Pot Group NORML Touts Study Showing MMJ Laws Have No Effect on General Marijuana Use

It’s been a good couple months for medical marijuana – at least when it comes to independent studies about the effects of cannabis laws on society.

Last fall, there was the controversial study showing that crime increased in Los Angeles neighborhoods where pot shops were forced to close, signalling that cannabis dispensaries might actually help lower rates of assaults and break-ins. (Never mind that the authors of the study – Rand Corp. – later removed it from their website for “further review” under mounting pressure from marijuana opponents).

Then came a report in early winter by two university economics professors claiming that medical marijuana laws could possibly help reduce traffic fatalities, highlighting data from states with cannabis regulations. In January of this year, the same professors released another report that found a 5% decrease in suicide rates in states with medical marijuana laws.

Now, we have yet another positive study for medical cannabis. The pro-pot group NORML is touting new data published on the Annals of Epidemiology website claiming that the limited use of medical pot by registered patients in states with MMJ laws “has little to no causal effect on broader marijuana use.

The study, spearheaded by researchers at McGill University in Montreal, incorporates U.S. estimates on pot use from 2002 through 2009 in various states and then employs simulations and regression models to determine the impact of medical marijuana laws.

The report also found that marijuana use by teens and youth might actually decrease once a state enacts medical pot laws.

Regardless of whether or not there’s a decrease among that high-risk group, the estimates “suggest little detectable effects of passing medical marijuana laws on marijuana use or perceived riskiness of use among adolescents or adults,” according to the text of the study.

NORML says the results fly in the face of the government’s dire warnings about medical cannabis.

“The findings are in direct conflict with public statements made by Drug Czar Gil Kerlikowske, who in recent years has frequently alleged that the passage of medical cannabis laws is directly responsible for higher levels of self-reported marijuana consumption among U.S. teenagers,” Paul Armentano, NORML’s deputy director, wrote in a weekly media advisory.

The recent spate of reports on medical marijuana are all controversial.

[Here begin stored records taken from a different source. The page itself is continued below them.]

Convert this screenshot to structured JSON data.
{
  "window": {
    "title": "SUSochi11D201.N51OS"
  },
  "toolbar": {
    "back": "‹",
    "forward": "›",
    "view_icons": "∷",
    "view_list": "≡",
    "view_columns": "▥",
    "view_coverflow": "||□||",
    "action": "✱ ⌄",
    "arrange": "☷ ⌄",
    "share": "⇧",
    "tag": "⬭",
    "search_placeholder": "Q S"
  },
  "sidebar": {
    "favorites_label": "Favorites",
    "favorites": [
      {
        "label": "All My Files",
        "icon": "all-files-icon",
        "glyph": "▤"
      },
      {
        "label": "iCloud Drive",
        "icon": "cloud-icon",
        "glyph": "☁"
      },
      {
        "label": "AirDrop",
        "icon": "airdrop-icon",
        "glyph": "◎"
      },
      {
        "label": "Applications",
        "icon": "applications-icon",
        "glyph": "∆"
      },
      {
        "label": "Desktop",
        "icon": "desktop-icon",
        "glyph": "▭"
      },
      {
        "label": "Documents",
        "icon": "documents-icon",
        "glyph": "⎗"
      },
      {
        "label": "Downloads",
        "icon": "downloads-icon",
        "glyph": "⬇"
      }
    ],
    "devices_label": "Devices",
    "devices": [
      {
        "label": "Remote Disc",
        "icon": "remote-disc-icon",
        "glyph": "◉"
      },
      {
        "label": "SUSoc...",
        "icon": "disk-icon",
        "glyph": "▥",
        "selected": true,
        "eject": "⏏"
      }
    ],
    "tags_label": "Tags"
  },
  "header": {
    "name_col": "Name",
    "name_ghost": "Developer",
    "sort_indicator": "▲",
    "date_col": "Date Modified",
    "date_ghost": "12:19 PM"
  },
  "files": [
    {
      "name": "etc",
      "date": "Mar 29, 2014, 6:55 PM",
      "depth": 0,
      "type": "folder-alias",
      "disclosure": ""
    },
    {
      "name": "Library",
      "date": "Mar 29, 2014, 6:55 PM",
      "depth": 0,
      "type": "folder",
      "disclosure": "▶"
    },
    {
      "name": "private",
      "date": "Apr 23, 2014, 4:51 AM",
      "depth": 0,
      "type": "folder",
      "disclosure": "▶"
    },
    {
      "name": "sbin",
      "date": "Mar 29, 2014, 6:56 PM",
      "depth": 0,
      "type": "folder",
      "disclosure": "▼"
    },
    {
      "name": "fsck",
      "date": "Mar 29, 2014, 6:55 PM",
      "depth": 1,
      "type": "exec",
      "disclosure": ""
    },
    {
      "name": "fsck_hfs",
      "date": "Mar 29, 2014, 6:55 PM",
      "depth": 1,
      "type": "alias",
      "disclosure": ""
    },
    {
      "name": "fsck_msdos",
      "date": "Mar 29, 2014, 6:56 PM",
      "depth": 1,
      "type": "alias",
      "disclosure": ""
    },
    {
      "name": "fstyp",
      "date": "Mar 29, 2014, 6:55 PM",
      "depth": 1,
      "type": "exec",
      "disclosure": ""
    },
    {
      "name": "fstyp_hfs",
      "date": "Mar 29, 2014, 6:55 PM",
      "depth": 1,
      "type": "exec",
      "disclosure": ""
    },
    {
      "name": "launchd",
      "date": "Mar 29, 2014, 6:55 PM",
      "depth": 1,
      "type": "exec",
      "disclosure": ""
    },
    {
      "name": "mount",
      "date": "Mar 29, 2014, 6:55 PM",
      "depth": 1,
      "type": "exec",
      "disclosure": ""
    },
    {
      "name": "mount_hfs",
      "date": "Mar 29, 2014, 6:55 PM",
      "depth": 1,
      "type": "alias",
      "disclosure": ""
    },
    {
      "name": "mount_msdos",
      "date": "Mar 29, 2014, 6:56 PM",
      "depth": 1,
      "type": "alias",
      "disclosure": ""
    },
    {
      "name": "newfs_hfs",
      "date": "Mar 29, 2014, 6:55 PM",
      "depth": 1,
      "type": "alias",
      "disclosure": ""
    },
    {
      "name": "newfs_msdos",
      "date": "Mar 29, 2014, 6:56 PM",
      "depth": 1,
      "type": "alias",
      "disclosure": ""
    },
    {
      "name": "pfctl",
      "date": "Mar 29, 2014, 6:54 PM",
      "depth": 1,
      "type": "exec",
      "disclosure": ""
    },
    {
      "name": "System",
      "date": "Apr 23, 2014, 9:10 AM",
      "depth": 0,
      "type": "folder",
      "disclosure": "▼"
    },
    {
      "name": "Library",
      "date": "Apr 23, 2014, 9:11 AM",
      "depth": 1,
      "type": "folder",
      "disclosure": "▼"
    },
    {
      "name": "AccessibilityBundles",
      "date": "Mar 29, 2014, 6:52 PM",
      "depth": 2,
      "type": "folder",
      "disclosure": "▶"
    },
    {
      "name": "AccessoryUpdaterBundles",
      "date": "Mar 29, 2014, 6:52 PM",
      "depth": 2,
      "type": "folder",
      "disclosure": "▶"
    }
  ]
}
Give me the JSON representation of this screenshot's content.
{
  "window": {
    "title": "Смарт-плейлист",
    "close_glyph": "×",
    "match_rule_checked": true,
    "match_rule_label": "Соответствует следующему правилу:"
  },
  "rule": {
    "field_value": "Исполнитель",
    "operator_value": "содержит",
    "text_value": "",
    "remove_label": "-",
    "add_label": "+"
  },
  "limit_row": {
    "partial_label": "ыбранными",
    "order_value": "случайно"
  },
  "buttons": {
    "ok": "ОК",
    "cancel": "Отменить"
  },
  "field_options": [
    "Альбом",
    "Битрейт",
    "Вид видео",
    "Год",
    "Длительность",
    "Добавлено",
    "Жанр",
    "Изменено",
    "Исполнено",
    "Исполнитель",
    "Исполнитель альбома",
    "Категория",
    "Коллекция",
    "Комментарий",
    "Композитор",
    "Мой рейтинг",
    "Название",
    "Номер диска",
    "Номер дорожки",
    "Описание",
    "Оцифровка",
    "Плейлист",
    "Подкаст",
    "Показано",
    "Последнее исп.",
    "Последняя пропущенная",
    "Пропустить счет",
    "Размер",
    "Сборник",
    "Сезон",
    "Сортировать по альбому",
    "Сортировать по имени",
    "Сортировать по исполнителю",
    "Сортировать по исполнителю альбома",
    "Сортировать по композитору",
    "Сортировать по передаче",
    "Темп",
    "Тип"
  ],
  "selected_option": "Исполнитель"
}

Individuals against cannabis will no doubt find ways to poke holes in them, just as pot advocates criticize studies that shed a negative light on medical cannabis and marijuana in general. The good news for the MMJ industry is that all of the new studies were conducted by independent researchers, most of them tied to universities. This helps lend credibility to the results. At the same time, there’s been a noticeable absence of studies over the past year concluding that medical marijuana laws are harmful.

Put it all together, and it’s one of the few victories for the medical pot industry in recent times.